--- START ---
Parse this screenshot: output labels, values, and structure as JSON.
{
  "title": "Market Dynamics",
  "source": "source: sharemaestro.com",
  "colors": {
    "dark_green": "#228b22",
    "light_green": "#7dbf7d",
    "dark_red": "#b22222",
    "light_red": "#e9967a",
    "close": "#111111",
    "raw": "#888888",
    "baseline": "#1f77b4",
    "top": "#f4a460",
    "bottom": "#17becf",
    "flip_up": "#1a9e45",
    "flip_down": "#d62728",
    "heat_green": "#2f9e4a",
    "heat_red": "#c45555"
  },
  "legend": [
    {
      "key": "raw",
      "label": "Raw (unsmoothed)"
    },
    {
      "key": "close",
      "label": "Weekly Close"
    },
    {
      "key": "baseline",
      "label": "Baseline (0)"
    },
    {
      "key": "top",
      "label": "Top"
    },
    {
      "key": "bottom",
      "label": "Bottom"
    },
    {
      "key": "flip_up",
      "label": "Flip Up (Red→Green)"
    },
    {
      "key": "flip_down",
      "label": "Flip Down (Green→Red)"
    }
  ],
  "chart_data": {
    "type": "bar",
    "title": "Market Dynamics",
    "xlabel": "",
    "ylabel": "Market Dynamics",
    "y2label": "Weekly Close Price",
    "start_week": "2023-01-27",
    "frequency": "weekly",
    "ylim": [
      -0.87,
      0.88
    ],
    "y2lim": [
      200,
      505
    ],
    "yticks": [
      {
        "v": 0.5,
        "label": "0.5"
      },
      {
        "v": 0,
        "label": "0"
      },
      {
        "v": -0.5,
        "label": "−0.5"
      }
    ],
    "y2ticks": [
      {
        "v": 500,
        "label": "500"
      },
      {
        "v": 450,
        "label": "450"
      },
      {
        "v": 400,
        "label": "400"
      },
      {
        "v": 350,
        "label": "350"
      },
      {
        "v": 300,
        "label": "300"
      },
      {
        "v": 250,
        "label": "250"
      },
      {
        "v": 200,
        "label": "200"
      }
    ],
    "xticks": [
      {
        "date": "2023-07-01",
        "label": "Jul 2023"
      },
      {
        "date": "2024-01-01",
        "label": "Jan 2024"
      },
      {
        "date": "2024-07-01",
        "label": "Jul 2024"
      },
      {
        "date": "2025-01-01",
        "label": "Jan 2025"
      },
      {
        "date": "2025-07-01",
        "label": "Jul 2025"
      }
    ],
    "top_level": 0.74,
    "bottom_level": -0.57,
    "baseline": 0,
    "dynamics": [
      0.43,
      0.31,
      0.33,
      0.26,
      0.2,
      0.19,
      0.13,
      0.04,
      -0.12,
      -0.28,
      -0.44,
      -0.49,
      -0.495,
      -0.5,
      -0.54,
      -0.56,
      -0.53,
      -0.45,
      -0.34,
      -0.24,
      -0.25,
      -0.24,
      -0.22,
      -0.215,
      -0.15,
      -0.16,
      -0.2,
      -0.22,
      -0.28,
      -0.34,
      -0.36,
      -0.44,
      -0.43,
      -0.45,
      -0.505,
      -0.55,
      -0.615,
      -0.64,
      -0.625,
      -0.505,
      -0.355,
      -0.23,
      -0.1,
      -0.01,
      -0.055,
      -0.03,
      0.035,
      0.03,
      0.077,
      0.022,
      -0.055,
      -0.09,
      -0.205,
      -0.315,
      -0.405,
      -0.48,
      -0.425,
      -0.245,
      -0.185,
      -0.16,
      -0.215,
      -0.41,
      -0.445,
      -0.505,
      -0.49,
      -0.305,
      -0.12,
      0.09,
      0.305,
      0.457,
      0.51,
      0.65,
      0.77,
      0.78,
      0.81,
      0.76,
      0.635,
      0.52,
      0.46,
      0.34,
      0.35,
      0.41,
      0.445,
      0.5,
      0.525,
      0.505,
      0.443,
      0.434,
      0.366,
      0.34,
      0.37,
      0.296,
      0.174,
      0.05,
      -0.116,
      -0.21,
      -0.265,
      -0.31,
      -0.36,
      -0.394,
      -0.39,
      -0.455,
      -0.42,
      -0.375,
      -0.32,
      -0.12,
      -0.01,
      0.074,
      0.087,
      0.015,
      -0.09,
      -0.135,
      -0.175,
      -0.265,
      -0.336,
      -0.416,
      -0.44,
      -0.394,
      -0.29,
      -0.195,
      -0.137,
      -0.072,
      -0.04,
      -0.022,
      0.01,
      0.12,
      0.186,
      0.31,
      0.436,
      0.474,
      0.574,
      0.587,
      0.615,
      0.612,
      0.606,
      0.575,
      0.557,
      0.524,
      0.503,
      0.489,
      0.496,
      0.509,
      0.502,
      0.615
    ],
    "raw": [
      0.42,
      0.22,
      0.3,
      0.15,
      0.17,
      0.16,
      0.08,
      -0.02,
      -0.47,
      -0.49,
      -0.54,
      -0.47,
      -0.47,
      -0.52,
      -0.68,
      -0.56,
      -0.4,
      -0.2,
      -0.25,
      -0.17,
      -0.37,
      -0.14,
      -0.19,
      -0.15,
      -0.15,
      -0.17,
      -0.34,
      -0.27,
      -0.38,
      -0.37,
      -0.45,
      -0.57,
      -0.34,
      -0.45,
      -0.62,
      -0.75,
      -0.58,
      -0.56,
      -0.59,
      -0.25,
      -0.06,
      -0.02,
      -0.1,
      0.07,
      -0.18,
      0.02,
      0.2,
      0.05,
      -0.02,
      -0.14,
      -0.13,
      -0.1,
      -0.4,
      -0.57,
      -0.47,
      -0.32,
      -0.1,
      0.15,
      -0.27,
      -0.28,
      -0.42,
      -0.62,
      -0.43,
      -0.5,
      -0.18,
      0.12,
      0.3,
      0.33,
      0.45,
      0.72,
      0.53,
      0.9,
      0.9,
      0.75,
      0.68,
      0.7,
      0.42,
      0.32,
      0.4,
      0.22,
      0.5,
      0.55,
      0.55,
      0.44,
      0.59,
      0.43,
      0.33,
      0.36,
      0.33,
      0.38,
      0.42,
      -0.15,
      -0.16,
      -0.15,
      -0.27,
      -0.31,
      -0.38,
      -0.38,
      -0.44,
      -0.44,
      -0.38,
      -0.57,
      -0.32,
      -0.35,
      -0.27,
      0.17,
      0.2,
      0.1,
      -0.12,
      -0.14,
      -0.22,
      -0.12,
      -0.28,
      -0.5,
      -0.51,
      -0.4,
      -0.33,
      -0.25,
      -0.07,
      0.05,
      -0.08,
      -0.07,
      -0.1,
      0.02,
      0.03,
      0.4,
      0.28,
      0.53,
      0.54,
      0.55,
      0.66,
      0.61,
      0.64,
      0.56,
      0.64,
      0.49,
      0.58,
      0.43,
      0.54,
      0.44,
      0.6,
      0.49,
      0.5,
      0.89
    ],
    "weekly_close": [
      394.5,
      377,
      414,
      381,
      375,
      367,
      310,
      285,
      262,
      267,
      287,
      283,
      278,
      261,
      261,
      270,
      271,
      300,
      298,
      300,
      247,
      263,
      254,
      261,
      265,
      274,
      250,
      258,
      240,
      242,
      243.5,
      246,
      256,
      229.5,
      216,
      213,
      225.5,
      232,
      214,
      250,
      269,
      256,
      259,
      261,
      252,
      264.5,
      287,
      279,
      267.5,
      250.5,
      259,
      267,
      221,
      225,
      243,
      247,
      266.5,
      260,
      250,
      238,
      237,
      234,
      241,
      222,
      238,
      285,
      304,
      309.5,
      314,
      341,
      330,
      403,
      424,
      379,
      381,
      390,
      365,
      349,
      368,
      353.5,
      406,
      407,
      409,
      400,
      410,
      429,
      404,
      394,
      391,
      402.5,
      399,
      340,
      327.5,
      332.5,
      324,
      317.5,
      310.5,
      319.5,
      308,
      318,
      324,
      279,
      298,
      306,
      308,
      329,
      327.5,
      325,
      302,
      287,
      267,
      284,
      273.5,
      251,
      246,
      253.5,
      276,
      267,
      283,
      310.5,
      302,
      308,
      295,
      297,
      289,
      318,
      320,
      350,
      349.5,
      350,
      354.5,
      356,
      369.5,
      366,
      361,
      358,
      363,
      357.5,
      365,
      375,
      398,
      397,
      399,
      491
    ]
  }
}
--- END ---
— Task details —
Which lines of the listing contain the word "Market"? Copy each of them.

— Solution for this task —
  "title": "Market Dynamics",
    "title": "Market Dynamics",
    "ylabel": "Market Dynamics",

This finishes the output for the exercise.